The wreaths were graciously donated to New York State by Peter Goderie, owner of Goderie's Tree Farm in Johnstown (Fulton County).
New York Christmas tree farms offer a wide variety of real Christmas trees. Fraser Firs and Balsam Firs are the most popular varieties in New York State, while White and Blue Spruce, Scotch Pine, and other firs, such as Canaan, Douglas, Concolour, and others are available as well. Many local Christmas tree farms also offer fresh roping, swags and wreaths along with handmade crafts for Christmas.
Locally grown and harvested trees, when watered properly, can remain fresh in your home well past New Year’s Day. To be sure that your Christmas tree was grown in New York, consumers can look for the ‘Pride of New York’ emblem.

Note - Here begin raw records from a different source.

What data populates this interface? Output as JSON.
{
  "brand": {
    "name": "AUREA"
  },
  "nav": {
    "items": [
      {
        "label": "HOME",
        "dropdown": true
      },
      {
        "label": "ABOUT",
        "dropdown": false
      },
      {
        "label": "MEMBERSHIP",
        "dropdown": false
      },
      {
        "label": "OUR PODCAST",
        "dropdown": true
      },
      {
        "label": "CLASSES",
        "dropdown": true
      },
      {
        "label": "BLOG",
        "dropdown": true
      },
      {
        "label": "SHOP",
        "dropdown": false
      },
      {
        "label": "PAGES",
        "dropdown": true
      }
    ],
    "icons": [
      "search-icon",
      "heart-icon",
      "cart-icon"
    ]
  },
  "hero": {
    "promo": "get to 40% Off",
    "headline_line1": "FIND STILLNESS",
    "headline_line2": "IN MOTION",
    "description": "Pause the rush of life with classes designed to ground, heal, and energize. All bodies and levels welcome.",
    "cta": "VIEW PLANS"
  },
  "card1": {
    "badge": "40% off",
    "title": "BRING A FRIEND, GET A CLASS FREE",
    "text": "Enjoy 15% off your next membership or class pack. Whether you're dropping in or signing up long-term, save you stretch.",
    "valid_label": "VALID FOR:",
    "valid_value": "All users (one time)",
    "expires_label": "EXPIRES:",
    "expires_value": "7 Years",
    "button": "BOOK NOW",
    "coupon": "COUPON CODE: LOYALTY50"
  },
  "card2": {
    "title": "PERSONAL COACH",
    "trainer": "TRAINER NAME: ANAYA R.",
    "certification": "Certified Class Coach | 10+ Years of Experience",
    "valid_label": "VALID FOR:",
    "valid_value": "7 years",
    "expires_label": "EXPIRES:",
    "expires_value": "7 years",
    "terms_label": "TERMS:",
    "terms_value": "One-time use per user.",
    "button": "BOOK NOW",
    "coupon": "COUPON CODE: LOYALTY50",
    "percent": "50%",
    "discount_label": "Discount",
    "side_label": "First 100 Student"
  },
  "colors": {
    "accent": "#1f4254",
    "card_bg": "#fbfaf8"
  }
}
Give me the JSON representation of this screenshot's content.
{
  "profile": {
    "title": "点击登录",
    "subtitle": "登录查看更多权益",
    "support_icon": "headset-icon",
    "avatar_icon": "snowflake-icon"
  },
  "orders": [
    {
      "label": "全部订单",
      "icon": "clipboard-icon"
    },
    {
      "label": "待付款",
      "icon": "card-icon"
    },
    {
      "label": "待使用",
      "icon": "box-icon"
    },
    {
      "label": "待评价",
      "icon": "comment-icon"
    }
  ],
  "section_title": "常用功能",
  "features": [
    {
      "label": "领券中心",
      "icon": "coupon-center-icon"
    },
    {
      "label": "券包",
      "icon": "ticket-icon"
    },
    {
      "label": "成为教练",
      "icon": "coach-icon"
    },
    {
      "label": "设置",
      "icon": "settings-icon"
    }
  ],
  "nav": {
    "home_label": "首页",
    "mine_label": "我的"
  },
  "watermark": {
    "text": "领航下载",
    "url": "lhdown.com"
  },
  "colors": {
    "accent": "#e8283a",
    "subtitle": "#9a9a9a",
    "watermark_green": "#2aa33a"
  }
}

The Pride of New York emblem signifies products that are grown or made in New York State. Follow these guidelines to keep your real Christmas tree fresh throughout the holiday season:
- After you bring the tree home, cut one-quarter inch off the base of the trunk. Keep the tree outdoors in a container of water and protect it from the wind and sun until you’re ready to decorate. This helps the tree retain moisture.
- Before you bring the tree into your home, make another fresh cut a minimum of one-quarter inch off the base of the trunk. This reopens the tree stem so it can take water immediately. Place it in a stand with fresh water. Do not allow the water level to drop below the fresh cut or the stem will reseal.
- Trees may drink from 2 pints to 1 gallon of water a day. Use a stand with 1-gallon capacity or more. Keep your tree away from drying heat sources such as sunny windows, hot air ducts and fireplaces. Check the water level daily and supply fresh water as needed.
Christmas trees provide numerous environmental and economic benefits. Christmas tree farms use land that might otherwise be developed as its soil is not often suited for typical agricultural crops. They help stabilize soil and protect local water supplies. They also absorb carbon dioxide and other gases. One acre of Christmas trees emits enough oxygen for 18 people.
Economically, Christmas trees provide an additional income for farmers and rural landowners. They also create seasonal jobs and serve as an economic stimulus for local communities, offering not only trees, but wreaths and a tourism opportunity.
Christmas trees also help prevent the introduction of invasive plant pests. New York trees take 7 to 10 years to grow and must be maintained in excellent health because they must be aesthetically pleasing to the eye. Trees grown under such conditions are naturally resistant to insects and diseases. By purchasing a locally grown Christmas tree, there is little chance of introducing new pests to the area or spreading pests from one area to another.
Christmas trees are also considered a renewable resource, as they are typically chipped and recycled as mulch after the season. They may also be placed outside following the holiday season and used as shelter for small birds and mammals, and later chipped and recycled in the spring.
According to the 2007 U.S. Census of Agriculture, New York ranks seventh nationally for Christmas tree production with approximately 1,000 Christmas tree growers, utilizing more than 20,000 acres across the State and harvesting nearly 350,000 trees annually.
To find a Christmas tree farm in your area, visit the New York State Department of Agriculture and Markets website at: http://www.agriculture.ny.gov or the Pride of New York website at http://www.prideofny.com/member_search.asp. On both of these websites, you’ll be able to search a region or county for all the local Christmas tree farms in your area.
2011 Press Releases